The CFPB has filed a Statement of Interest in a case pending before a Florida federal district court in which the plaintiffs allege that the defendant engaged in discriminatory targeting in violation of the Equal Credit Opportunity Act (ECOA).

In Roberson v. Health Career Institute LLC, the plaintiffs are students at a for-profit nursing school who allege that the school engaged in various unfair and deceptive practices and other unlawful conduct in connection with enrolling students in and operating its “functionally valueless” nursing program.  A subclass of Black students allege that the school “intentionally used marketing, advertising, and recruiting techniques to target their nursing program to individuals on the basis of their race, with the understanding that such individuals were highly likely to require an extension of credit in order to pay for HCI’s nursing program.”  They allege that the school caused students to apply for and take out credit in the form of federal and private student loans, including retail installment contracts.”  According to the plaintiffs, the school engaged in “reverse redlining” by targeting the subclass for “an illusory program.”  

In its motion to dismiss, the school argues that “[p]laintiffs fail to specify any aspect of any credit transaction that they allege is discriminatory based on race (or any other protected class under the [ECOA]) and fail to identify any specific loan term that they allege was unfair or predatory, let alone unfair or predatory based on race.”

In challenging the school’s argument in its Statement of Interest, the CFPB points to the ECOA language that prohibits discrimination “with respect to any aspect of a credit transaction.”  Based on this language, the CFPB argues that “even where loan terms are not themselves unfair or predatory, a plaintiff may still proceed with a discriminatory targeting claim because, contrary to Defendants’ suggestion otherwise, ECOA covers every aspect of a credit transaction, not just the loan terms in the four corners of the contract.”  According to the CFPB, by alleging “that HIS misrepresented program requirements-and consequently, the length, and therefore the cost of the program-to convince students to take out credit to pay for tuition for the nursing program,” the plaintiffs had identified ‘an aspect of a credit transaction’ with respect to which HCI discriminatorily targeted them and have accordingly stated a claim under the ECOA.”

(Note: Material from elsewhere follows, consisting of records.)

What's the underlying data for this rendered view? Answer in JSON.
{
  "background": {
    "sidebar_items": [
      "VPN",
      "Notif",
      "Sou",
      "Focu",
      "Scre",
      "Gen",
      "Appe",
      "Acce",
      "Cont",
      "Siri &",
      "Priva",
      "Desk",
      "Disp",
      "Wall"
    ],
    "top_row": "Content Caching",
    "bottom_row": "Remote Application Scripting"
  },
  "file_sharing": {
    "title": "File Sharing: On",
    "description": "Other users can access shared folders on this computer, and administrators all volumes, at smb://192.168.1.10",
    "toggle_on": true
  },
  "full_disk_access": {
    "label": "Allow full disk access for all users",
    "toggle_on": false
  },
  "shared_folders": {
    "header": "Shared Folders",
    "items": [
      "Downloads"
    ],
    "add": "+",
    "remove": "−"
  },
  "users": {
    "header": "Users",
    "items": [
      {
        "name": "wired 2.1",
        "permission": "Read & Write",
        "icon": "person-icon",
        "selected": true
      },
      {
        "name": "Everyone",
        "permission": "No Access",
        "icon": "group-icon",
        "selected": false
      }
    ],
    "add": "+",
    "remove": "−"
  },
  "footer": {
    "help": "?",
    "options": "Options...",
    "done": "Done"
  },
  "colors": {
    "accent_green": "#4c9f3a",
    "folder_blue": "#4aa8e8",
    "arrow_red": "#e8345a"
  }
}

The CFPB’s attempt to extend the ECOA to redlining was recently rejected by a federal district court in Townstone Mortgage, with the court holding that ECOA protections only apply to “applicants.”  The CFPB has appealed that decision to the U.S. Court of Appeals for the Seventh Circuit.  The CFPB’s Statement of Interest represents another attempt by the CFPB to extend the ECOA beyond its terms, in this case through an expansive reading of what is “any aspect of a credit transaction.”